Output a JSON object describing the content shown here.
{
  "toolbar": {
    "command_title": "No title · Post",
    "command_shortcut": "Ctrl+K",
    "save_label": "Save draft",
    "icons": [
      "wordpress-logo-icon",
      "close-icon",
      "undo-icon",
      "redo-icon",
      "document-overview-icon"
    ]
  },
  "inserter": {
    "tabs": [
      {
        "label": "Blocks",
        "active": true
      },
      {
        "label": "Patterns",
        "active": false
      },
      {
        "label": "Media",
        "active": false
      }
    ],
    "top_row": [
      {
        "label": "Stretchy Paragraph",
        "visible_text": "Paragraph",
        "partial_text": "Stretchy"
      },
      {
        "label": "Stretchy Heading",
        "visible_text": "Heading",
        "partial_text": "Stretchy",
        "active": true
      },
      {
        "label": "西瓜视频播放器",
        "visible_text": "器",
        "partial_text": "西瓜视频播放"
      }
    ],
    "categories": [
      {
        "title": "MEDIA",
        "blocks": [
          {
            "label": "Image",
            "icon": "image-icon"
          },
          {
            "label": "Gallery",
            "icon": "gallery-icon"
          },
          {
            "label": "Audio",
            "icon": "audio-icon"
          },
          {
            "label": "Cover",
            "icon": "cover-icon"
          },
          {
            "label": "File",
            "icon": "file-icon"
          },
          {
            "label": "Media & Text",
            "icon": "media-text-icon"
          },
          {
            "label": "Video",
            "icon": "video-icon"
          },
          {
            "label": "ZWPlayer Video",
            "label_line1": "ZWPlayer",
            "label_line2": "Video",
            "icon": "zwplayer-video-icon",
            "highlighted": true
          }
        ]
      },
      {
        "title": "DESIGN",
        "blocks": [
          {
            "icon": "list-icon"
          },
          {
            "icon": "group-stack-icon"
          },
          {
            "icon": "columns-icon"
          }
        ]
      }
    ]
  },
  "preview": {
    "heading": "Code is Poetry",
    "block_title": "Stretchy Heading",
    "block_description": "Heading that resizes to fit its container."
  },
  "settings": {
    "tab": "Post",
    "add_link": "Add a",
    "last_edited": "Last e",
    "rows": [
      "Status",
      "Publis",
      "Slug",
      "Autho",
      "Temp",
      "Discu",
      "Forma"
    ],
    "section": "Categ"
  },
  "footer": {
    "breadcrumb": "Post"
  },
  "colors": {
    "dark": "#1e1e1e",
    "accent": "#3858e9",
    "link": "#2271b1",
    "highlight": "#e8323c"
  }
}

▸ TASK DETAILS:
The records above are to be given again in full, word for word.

▸ OUTPUT FOR THIS EXERCISE:
Output a JSON object describing the content shown here.
{
  "toolbar": {
    "command_title": "No title · Post",
    "command_shortcut": "Ctrl+K",
    "save_label": "Save draft",
    "icons": [
      "wordpress-logo-icon",
      "close-icon",
      "undo-icon",
      "redo-icon",
      "document-overview-icon"
    ]
  },
  "inserter": {
    "tabs": [
      {
        "label": "Blocks",
        "active": true
      },
      {
        "label": "Patterns",
        "active": false
      },
      {
        "label": "Media",
        "active": false
      }
    ],
    "top_row": [
      {
        "label": "Stretchy Paragraph",
        "visible_text": "Paragraph",
        "partial_text": "Stretchy"
      },
      {
        "label": "Stretchy Heading",
        "visible_text": "Heading",
        "partial_text": "Stretchy",
        "active": true
      },
      {
        "label": "西瓜视频播放器",
        "visible_text": "器",
        "partial_text": "西瓜视频播放"
      }
    ],
    "categories": [
      {
        "title": "MEDIA",
        "blocks": [
          {
            "label": "Image",
            "icon": "image-icon"
          },
          {
            "label": "Gallery",
            "icon": "gallery-icon"
          },
          {
            "label": "Audio",
            "icon": "audio-icon"
          },
          {
            "label": "Cover",
            "icon": "cover-icon"
          },
          {
            "label": "File",
            "icon": "file-icon"
          },
          {
            "label": "Media & Text",
            "icon": "media-text-icon"
          },
          {
            "label": "Video",
            "icon": "video-icon"
          },
          {
            "label": "ZWPlayer Video",
            "label_line1": "ZWPlayer",
            "label_line2": "Video",
            "icon": "zwplayer-video-icon",
            "highlighted": true
          }
        ]
      },
      {
        "title": "DESIGN",
        "blocks": [
          {
            "icon": "list-icon"
          },
          {
            "icon": "group-stack-icon"
          },
          {
            "icon": "columns-icon"
          }
        ]
      }
    ]
  },
  "preview": {
    "heading": "Code is Poetry",
    "block_title": "Stretchy Heading",
    "block_description": "Heading that resizes to fit its container."
  },
  "settings": {
    "tab": "Post",
    "add_link": "Add a",
    "last_edited": "Last e",
    "rows": [
      "Status",
      "Publis",
      "Slug",
      "Autho",
      "Temp",
      "Discu",
      "Forma"
    ],
    "section": "Categ"
  },
  "footer": {
    "breadcrumb": "Post"
  },
  "colors": {
    "dark": "#1e1e1e",
    "accent": "#3858e9",
    "link": "#2271b1",
    "highlight": "#e8323c"
  }
}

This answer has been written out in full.